## AIM OF THE EXERCISE
Every line below that contains "text" is to be copied.

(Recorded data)
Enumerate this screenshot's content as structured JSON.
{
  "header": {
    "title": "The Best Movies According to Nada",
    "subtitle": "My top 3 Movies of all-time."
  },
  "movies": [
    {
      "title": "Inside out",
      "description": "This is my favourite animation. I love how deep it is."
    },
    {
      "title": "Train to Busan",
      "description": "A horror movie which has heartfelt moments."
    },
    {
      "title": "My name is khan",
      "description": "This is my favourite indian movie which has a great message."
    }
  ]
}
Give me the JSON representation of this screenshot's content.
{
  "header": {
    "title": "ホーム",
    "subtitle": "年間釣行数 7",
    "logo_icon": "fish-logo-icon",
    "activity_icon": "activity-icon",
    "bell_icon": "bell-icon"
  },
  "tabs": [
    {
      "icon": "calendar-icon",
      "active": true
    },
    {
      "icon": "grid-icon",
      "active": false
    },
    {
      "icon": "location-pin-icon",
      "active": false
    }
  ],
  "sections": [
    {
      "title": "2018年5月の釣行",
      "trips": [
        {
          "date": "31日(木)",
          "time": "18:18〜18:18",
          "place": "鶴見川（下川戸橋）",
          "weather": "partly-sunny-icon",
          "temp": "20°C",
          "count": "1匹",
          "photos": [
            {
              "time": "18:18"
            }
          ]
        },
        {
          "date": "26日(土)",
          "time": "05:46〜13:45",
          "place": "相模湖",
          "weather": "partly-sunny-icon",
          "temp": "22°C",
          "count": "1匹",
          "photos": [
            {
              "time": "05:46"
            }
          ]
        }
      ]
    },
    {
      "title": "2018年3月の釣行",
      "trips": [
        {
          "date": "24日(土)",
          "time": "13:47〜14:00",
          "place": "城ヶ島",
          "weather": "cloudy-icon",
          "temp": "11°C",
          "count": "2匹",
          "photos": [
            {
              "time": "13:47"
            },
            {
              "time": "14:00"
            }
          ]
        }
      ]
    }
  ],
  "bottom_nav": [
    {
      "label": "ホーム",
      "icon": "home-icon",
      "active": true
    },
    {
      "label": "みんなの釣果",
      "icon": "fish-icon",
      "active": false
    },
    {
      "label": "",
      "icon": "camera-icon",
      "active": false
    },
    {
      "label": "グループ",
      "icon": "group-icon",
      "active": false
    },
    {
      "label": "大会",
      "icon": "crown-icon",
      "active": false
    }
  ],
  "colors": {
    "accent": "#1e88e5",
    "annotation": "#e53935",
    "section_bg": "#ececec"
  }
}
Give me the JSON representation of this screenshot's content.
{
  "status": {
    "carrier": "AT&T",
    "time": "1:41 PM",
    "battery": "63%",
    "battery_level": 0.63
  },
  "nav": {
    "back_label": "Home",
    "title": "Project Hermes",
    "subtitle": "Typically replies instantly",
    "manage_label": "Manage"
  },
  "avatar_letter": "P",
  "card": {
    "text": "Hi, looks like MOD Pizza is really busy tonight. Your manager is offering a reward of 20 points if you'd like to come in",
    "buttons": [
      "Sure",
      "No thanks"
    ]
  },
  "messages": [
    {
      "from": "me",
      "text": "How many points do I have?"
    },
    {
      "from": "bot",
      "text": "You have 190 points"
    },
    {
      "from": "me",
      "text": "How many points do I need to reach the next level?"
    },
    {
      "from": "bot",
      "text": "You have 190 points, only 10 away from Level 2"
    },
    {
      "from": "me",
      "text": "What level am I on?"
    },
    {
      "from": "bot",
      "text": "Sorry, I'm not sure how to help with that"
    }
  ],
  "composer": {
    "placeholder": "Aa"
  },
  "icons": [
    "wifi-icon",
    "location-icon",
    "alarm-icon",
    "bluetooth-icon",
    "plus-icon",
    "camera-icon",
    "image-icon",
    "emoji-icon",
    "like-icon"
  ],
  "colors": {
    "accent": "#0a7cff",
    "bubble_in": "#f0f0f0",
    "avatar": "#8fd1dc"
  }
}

## EXPECTED ANSWER
    "text": "Hi, looks like MOD Pizza is really busy tonight. Your manager is offering a reward of 20 points if you'd like to come in",
      "text": "How many points do I have?"
      "text": "You have 190 points"
      "text": "How many points do I need to reach the next level?"
      "text": "You have 190 points, only 10 away from Level 2"
      "text": "What level am I on?"
      "text": "Sorry, I'm not sure how to help with that"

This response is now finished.